Inherited point mutation that results in increased gene expression → increased thrombin → thrombosis.
Decreased protective effect of heparin-like molecules secreted from endothelial cells that normally activate ATIII, which inactivates thrombin and clotting factors.
PTT does not rise with standard heparin dosing.
High dose heparin will work and warfarin can be given to maintain anti-coagulant state.
Amniotic Fluid Embolus
Amniotic fluid can enter maternal circulation during labor or delivery. Tissue thromboplastin can cause DIC.
Presents with SOB, neurologic symptoms and DIC.
Characterized by squamous cells and keratin debris in embolus.
MC source is DVT. Most likely clinically silent; only 10 % of PE's cause infarction.
SOB, hemoptysis, pleuritic chest pain and pleural effusion
Spiral CT shows vascular filling defect in lung
D-dimer is elevated
infections, autoimmune diseases, pregnancy
polycythemia, sickle cell anemia, CHF, microcytosis, hypofibrinogenemia
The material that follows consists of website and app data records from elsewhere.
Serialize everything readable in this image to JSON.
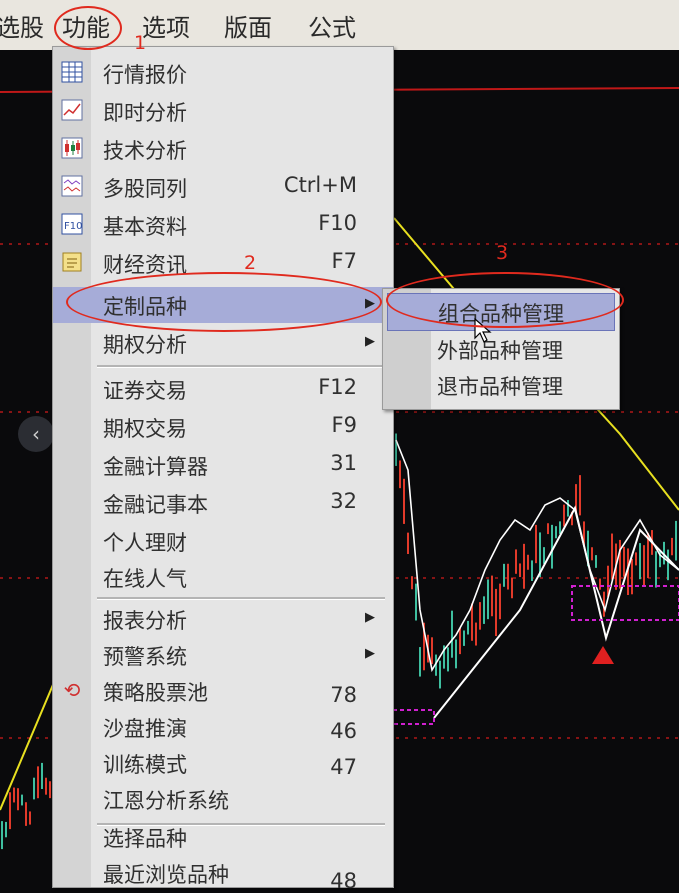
{
  "menubar": {
    "items": [
      "选股",
      "功能",
      "选项",
      "版面",
      "公式"
    ]
  },
  "menu": {
    "items": [
      {
        "label": "行情报价",
        "shortcut": "",
        "icon": "quote-table-icon"
      },
      {
        "label": "即时分析",
        "shortcut": "",
        "icon": "realtime-chart-icon"
      },
      {
        "label": "技术分析",
        "shortcut": "",
        "icon": "candlestick-icon"
      },
      {
        "label": "多股同列",
        "shortcut": "Ctrl+M",
        "icon": "multi-stock-icon"
      },
      {
        "label": "基本资料",
        "shortcut": "F10",
        "icon": "f10-icon"
      },
      {
        "label": "财经资讯",
        "shortcut": "F7",
        "icon": "news-icon"
      },
      {
        "label": "定制品种",
        "shortcut": "",
        "has_submenu": true,
        "highlighted": true
      },
      {
        "label": "期权分析",
        "shortcut": "",
        "has_submenu": true
      },
      {
        "label": "证券交易",
        "shortcut": "F12"
      },
      {
        "label": "期权交易",
        "shortcut": "F9"
      },
      {
        "label": "金融计算器",
        "shortcut": "31"
      },
      {
        "label": "金融记事本",
        "shortcut": "32"
      },
      {
        "label": "个人理财",
        "shortcut": ""
      },
      {
        "label": "在线人气",
        "shortcut": ""
      },
      {
        "label": "报表分析",
        "shortcut": "",
        "has_submenu": true
      },
      {
        "label": "预警系统",
        "shortcut": "",
        "has_submenu": true
      },
      {
        "label": "策略股票池",
        "shortcut": "78",
        "icon": "refresh-icon"
      },
      {
        "label": "沙盘推演",
        "shortcut": "46"
      },
      {
        "label": "训练模式",
        "shortcut": "47"
      },
      {
        "label": "江恩分析系统",
        "shortcut": ""
      },
      {
        "label": "选择品种",
        "shortcut": ""
      },
      {
        "label": "最近浏览品种",
        "shortcut": "48"
      }
    ]
  },
  "submenu": {
    "items": [
      {
        "label": "组合品种管理",
        "highlighted": true
      },
      {
        "label": "外部品种管理"
      },
      {
        "label": "退市品种管理"
      }
    ]
  },
  "annotations": {
    "n1": "1",
    "n2": "2",
    "n3": "3"
  },
  "colors": {
    "menu_bg": "#e5e5e5",
    "highlight": "#a6acd8",
    "annotation_red": "#e02a1e",
    "chart_bg": "#0a0a0c",
    "candle_up": "#e23a2a",
    "candle_down": "#3fbfa0",
    "trend_line": "#e8e020",
    "ma_line": "#ffffff",
    "box_line": "#d020d0"
  }
}
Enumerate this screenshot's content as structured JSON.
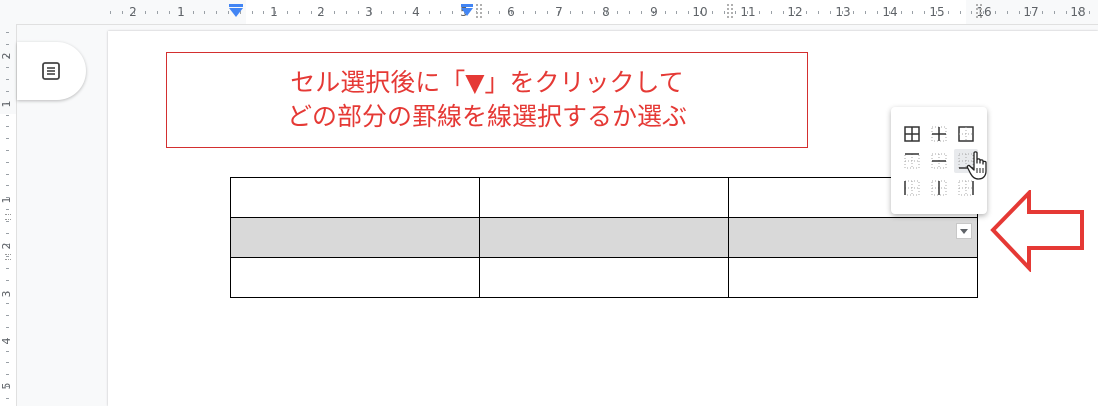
{
  "ruler": {
    "top_numbers": [
      "2",
      "1",
      "1",
      "2",
      "3",
      "4",
      "5",
      "6",
      "7",
      "8",
      "9",
      "10",
      "11",
      "12",
      "13",
      "14",
      "15",
      "16",
      "17",
      "18"
    ],
    "left_numbers": [
      "2",
      "1",
      "1",
      "2",
      "3",
      "4",
      "5"
    ]
  },
  "outline_button": {
    "icon": "outline-list-icon"
  },
  "callout": {
    "line1": "セル選択後に「▼」をクリックして",
    "line2": "どの部分の罫線を線選択するか選ぶ",
    "color": "#e53935"
  },
  "table": {
    "rows": 3,
    "cols": 3,
    "selected_row": 1
  },
  "border_menu": {
    "options": [
      [
        "all-borders-icon",
        "inner-borders-icon",
        "outer-borders-icon"
      ],
      [
        "top-border-icon",
        "horizontal-inner-border-icon",
        "bottom-border-icon"
      ],
      [
        "left-border-icon",
        "vertical-inner-border-icon",
        "right-border-icon"
      ]
    ],
    "hovered": "bottom-border-icon"
  },
  "arrow": {
    "color": "#e53935"
  }
}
Acute Intermittent Porphyria
Rare AD metabolic disorder affecting the production of heme, the oxygen-binding prosthetic group of hemoglobin. It is characterized by a deficiency of the enzyme *porphobilinogen deaminase*.
*Labs:* accumulation of porphobilinogen, δ-ALA, coporphobilinogen (urine)
*Symptoms:* painful abdomen, *pink urine*, polyneuropathy, psychological disorders
*Tx:* glucose and heme (inhibits ALA synthase)
Porphyria cutanea tarda
MC subtype of porphyria.The disease is named because it is a porphyria that often presents with skin manifestations later in life. Deficient in *uroporphyrinogen decarboxylase*. Associated with * Hypertrichosis and HepC*.
Presents with *tea colored urine* due to uroporphyrin, *blistering cutaneous photosensitivity*.